Material to process Start Marker

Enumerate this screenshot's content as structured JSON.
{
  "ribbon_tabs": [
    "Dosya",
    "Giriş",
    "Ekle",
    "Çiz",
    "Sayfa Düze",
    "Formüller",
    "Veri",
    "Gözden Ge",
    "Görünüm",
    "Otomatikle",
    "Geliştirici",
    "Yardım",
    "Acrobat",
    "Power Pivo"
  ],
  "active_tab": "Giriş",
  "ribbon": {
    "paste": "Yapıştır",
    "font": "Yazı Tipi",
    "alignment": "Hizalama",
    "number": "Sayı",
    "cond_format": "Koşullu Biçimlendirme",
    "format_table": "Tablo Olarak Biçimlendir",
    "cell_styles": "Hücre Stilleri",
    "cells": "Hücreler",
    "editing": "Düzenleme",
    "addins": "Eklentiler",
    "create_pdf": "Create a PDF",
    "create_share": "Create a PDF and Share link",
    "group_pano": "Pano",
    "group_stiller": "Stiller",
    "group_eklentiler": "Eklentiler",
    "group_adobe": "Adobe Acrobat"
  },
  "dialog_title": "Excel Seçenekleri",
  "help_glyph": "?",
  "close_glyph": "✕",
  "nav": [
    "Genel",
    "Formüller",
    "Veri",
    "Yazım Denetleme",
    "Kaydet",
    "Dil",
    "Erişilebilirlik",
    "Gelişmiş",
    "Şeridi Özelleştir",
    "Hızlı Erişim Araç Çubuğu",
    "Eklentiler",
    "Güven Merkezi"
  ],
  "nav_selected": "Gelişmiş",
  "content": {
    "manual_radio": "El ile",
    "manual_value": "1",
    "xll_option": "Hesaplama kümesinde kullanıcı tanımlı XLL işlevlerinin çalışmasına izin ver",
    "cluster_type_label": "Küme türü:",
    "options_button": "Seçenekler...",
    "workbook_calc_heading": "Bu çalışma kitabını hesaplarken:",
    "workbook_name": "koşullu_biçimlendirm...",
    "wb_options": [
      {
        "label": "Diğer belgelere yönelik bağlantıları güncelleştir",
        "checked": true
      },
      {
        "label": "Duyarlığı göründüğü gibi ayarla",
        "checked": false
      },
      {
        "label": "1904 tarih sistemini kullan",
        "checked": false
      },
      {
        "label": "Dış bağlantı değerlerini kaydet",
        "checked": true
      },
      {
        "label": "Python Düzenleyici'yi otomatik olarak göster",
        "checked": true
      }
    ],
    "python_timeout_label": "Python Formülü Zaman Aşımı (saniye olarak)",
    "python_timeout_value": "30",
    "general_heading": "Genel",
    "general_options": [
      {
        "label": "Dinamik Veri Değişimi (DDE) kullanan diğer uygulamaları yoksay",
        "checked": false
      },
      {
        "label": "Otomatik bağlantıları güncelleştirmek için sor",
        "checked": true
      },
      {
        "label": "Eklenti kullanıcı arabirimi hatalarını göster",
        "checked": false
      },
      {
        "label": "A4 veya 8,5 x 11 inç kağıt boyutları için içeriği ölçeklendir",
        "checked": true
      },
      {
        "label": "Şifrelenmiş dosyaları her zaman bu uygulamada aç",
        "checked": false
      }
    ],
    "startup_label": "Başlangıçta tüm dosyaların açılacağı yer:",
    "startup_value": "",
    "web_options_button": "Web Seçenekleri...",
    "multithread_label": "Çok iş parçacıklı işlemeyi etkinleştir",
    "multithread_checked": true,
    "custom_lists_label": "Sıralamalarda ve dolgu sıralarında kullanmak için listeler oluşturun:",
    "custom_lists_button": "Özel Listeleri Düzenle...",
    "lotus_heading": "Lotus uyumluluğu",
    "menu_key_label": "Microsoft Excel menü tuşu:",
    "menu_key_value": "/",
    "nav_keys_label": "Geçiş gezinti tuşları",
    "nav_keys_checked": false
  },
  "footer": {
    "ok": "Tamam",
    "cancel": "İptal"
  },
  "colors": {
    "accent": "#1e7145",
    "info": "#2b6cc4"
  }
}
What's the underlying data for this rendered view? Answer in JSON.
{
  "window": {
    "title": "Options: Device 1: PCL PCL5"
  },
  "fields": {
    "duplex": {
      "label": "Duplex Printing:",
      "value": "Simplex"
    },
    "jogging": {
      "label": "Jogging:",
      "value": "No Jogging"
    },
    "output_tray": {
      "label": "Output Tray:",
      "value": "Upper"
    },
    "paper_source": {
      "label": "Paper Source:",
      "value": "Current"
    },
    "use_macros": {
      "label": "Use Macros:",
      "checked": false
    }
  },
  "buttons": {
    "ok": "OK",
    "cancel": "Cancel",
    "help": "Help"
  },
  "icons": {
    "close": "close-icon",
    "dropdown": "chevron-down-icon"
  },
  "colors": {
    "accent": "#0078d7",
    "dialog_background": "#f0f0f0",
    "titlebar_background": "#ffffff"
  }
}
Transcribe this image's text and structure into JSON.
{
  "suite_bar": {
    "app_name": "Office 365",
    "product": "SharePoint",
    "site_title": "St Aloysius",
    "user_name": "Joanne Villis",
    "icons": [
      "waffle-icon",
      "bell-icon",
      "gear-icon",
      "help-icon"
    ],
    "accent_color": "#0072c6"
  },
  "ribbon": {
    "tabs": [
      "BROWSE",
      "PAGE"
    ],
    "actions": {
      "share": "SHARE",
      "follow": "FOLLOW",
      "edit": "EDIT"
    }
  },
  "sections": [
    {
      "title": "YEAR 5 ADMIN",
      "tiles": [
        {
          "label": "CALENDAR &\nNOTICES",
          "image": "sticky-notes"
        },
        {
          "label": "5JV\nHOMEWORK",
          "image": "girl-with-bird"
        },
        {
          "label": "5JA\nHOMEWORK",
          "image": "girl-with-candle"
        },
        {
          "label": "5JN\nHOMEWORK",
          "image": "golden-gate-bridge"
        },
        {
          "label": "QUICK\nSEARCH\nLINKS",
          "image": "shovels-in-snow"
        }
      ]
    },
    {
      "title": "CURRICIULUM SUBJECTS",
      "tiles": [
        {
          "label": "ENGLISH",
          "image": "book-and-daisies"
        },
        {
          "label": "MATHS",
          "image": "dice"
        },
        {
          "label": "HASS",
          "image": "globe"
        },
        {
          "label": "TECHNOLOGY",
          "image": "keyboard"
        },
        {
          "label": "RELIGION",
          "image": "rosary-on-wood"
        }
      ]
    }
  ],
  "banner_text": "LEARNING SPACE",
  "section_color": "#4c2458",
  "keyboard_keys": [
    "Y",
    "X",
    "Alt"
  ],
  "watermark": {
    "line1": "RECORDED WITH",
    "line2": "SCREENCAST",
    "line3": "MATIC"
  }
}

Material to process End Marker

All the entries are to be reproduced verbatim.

Enumerate this screenshot's content as structured JSON.
{
  "ribbon_tabs": [
    "Dosya",
    "Giriş",
    "Ekle",
    "Çiz",
    "Sayfa Düze",
    "Formüller",
    "Veri",
    "Gözden Ge",
    "Görünüm",
    "Otomatikle",
    "Geliştirici",
    "Yardım",
    "Acrobat",
    "Power Pivo"
  ],
  "active_tab": "Giriş",
  "ribbon": {
    "paste": "Yapıştır",
    "font": "Yazı Tipi",
    "alignment": "Hizalama",
    "number": "Sayı",
    "cond_format": "Koşullu Biçimlendirme",
    "format_table": "Tablo Olarak Biçimlendir",
    "cell_styles": "Hücre Stilleri",
    "cells": "Hücreler",
    "editing": "Düzenleme",
    "addins": "Eklentiler",
    "create_pdf": "Create a PDF",
    "create_share": "Create a PDF and Share link",
    "group_pano": "Pano",
    "group_stiller": "Stiller",
    "group_eklentiler": "Eklentiler",
    "group_adobe": "Adobe Acrobat"
  },
  "dialog_title": "Excel Seçenekleri",
  "help_glyph": "?",
  "close_glyph": "✕",
  "nav": [
    "Genel",
    "Formüller",
    "Veri",
    "Yazım Denetleme",
    "Kaydet",
    "Dil",
    "Erişilebilirlik",
    "Gelişmiş",
    "Şeridi Özelleştir",
    "Hızlı Erişim Araç Çubuğu",
    "Eklentiler",
    "Güven Merkezi"
  ],
  "nav_selected": "Gelişmiş",
  "content": {
    "manual_radio": "El ile",
    "manual_value": "1",
    "xll_option": "Hesaplama kümesinde kullanıcı tanımlı XLL işlevlerinin çalışmasına izin ver",
    "cluster_type_label": "Küme türü:",
    "options_button": "Seçenekler...",
    "workbook_calc_heading": "Bu çalışma kitabını hesaplarken:",
    "workbook_name": "koşullu_biçimlendirm...",
    "wb_options": [
      {
        "label": "Diğer belgelere yönelik bağlantıları güncelleştir",
        "checked": true
      },
      {
        "label": "Duyarlığı göründüğü gibi ayarla",
        "checked": false
      },
      {
        "label": "1904 tarih sistemini kullan",
        "checked": false
      },
      {
        "label": "Dış bağlantı değerlerini kaydet",
        "checked": true
      },
      {
        "label": "Python Düzenleyici'yi otomatik olarak göster",
        "checked": true
      }
    ],
    "python_timeout_label": "Python Formülü Zaman Aşımı (saniye olarak)",
    "python_timeout_value": "30",
    "general_heading": "Genel",
    "general_options": [
      {
        "label": "Dinamik Veri Değişimi (DDE) kullanan diğer uygulamaları yoksay",
        "checked": false
      },
      {
        "label": "Otomatik bağlantıları güncelleştirmek için sor",
        "checked": true
      },
      {
        "label": "Eklenti kullanıcı arabirimi hatalarını göster",
        "checked": false
      },
      {
        "label": "A4 veya 8,5 x 11 inç kağıt boyutları için içeriği ölçeklendir",
        "checked": true
      },
      {
        "label": "Şifrelenmiş dosyaları her zaman bu uygulamada aç",
        "checked": false
      }
    ],
    "startup_label": "Başlangıçta tüm dosyaların açılacağı yer:",
    "startup_value": "",
    "web_options_button": "Web Seçenekleri...",
    "multithread_label": "Çok iş parçacıklı işlemeyi etkinleştir",
    "multithread_checked": true,
    "custom_lists_label": "Sıralamalarda ve dolgu sıralarında kullanmak için listeler oluşturun:",
    "custom_lists_button": "Özel Listeleri Düzenle...",
    "lotus_heading": "Lotus uyumluluğu",
    "menu_key_label": "Microsoft Excel menü tuşu:",
    "menu_key_value": "/",
    "nav_keys_label": "Geçiş gezinti tuşları",
    "nav_keys_checked": false
  },
  "footer": {
    "ok": "Tamam",
    "cancel": "İptal"
  },
  "colors": {
    "accent": "#1e7145",
    "info": "#2b6cc4"
  }
}
What's the underlying data for this rendered view? Answer in JSON.
{
  "window": {
    "title": "Options: Device 1: PCL PCL5"
  },
  "fields": {
    "duplex": {
      "label": "Duplex Printing:",
      "value": "Simplex"
    },
    "jogging": {
      "label": "Jogging:",
      "value": "No Jogging"
    },
    "output_tray": {
      "label": "Output Tray:",
      "value": "Upper"
    },
    "paper_source": {
      "label": "Paper Source:",
      "value": "Current"
    },
    "use_macros": {
      "label": "Use Macros:",
      "checked": false
    }
  },
  "buttons": {
    "ok": "OK",
    "cancel": "Cancel",
    "help": "Help"
  },
  "icons": {
    "close": "close-icon",
    "dropdown": "chevron-down-icon"
  },
  "colors": {
    "accent": "#0078d7",
    "dialog_background": "#f0f0f0",
    "titlebar_background": "#ffffff"
  }
}
Transcribe this image's text and structure into JSON.
{
  "suite_bar": {
    "app_name": "Office 365",
    "product": "SharePoint",
    "site_title": "St Aloysius",
    "user_name": "Joanne Villis",
    "icons": [
      "waffle-icon",
      "bell-icon",
      "gear-icon",
      "help-icon"
    ],
    "accent_color": "#0072c6"
  },
  "ribbon": {
    "tabs": [
      "BROWSE",
      "PAGE"
    ],
    "actions": {
      "share": "SHARE",
      "follow": "FOLLOW",
      "edit": "EDIT"
    }
  },
  "sections": [
    {
      "title": "YEAR 5 ADMIN",
      "tiles": [
        {
          "label": "CALENDAR &\nNOTICES",
          "image": "sticky-notes"
        },
        {
          "label": "5JV\nHOMEWORK",
          "image": "girl-with-bird"
        },
        {
          "label": "5JA\nHOMEWORK",
          "image": "girl-with-candle"
        },
        {
          "label": "5JN\nHOMEWORK",
          "image": "golden-gate-bridge"
        },
        {
          "label": "QUICK\nSEARCH\nLINKS",
          "image": "shovels-in-snow"
        }
      ]
    },
    {
      "title": "CURRICIULUM SUBJECTS",
      "tiles": [
        {
          "label": "ENGLISH",
          "image": "book-and-daisies"
        },
        {
          "label": "MATHS",
          "image": "dice"
        },
        {
          "label": "HASS",
          "image": "globe"
        },
        {
          "label": "TECHNOLOGY",
          "image": "keyboard"
        },
        {
          "label": "RELIGION",
          "image": "rosary-on-wood"
        }
      ]
    }
  ],
  "banner_text": "LEARNING SPACE",
  "section_color": "#4c2458",
  "keyboard_keys": [
    "Y",
    "X",
    "Alt"
  ],
  "watermark": {
    "line1": "RECORDED WITH",
    "line2": "SCREENCAST",
    "line3": "MATIC"
  }
}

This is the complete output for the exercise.